◆ **GOAL OF THE EXERCISE**
Write the listing out once more, with every line exactly as it stands.

====

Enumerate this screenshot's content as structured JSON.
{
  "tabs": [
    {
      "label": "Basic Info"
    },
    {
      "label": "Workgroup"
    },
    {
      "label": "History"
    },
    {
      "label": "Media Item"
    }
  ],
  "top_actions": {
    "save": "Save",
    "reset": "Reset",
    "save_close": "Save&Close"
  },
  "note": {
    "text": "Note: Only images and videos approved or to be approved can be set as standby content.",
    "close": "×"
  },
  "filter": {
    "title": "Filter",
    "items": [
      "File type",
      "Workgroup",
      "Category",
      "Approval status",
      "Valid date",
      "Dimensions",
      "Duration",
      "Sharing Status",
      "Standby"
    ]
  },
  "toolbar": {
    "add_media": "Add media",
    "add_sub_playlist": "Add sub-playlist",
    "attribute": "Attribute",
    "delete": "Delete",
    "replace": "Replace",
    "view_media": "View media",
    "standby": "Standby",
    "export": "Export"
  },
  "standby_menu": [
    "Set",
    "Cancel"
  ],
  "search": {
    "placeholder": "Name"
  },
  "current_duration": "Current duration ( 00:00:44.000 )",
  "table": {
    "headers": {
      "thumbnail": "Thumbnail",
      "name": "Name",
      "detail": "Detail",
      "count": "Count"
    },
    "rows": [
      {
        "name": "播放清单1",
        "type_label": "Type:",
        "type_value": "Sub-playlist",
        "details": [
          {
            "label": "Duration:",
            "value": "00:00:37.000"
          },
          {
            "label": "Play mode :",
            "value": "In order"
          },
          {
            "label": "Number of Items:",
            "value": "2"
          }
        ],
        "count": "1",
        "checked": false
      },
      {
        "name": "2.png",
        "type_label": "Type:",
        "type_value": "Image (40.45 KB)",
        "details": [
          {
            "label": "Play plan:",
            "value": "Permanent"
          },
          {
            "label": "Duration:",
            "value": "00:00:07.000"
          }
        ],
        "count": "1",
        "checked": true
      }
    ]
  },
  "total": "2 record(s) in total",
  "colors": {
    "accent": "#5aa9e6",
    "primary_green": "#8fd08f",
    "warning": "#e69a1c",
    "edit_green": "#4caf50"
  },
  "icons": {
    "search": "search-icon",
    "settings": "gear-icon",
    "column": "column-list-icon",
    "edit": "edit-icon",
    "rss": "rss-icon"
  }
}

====

◆ **COMPLETED EXERCISE**
Enumerate this screenshot's content as structured JSON.
{
  "tabs": [
    {
      "label": "Basic Info"
    },
    {
      "label": "Workgroup"
    },
    {
      "label": "History"
    },
    {
      "label": "Media Item"
    }
  ],
  "top_actions": {
    "save": "Save",
    "reset": "Reset",
    "save_close": "Save&Close"
  },
  "note": {
    "text": "Note: Only images and videos approved or to be approved can be set as standby content.",
    "close": "×"
  },
  "filter": {
    "title": "Filter",
    "items": [
      "File type",
      "Workgroup",
      "Category",
      "Approval status",
      "Valid date",
      "Dimensions",
      "Duration",
      "Sharing Status",
      "Standby"
    ]
  },
  "toolbar": {
    "add_media": "Add media",
    "add_sub_playlist": "Add sub-playlist",
    "attribute": "Attribute",
    "delete": "Delete",
    "replace": "Replace",
    "view_media": "View media",
    "standby": "Standby",
    "export": "Export"
  },
  "standby_menu": [
    "Set",
    "Cancel"
  ],
  "search": {
    "placeholder": "Name"
  },
  "current_duration": "Current duration ( 00:00:44.000 )",
  "table": {
    "headers": {
      "thumbnail": "Thumbnail",
      "name": "Name",
      "detail": "Detail",
      "count": "Count"
    },
    "rows": [
      {
        "name": "播放清单1",
        "type_label": "Type:",
        "type_value": "Sub-playlist",
        "details": [
          {
            "label": "Duration:",
            "value": "00:00:37.000"
          },
          {
            "label": "Play mode :",
            "value": "In order"
          },
          {
            "label": "Number of Items:",
            "value": "2"
          }
        ],
        "count": "1",
        "checked": false
      },
      {
        "name": "2.png",
        "type_label": "Type:",
        "type_value": "Image (40.45 KB)",
        "details": [
          {
            "label": "Play plan:",
            "value": "Permanent"
          },
          {
            "label": "Duration:",
            "value": "00:00:07.000"
          }
        ],
        "count": "1",
        "checked": true
      }
    ]
  },
  "total": "2 record(s) in total",
  "colors": {
    "accent": "#5aa9e6",
    "primary_green": "#8fd08f",
    "warning": "#e69a1c",
    "edit_green": "#4caf50"
  },
  "icons": {
    "search": "search-icon",
    "settings": "gear-icon",
    "column": "column-list-icon",
    "edit": "edit-icon",
    "rss": "rss-icon"
  }
}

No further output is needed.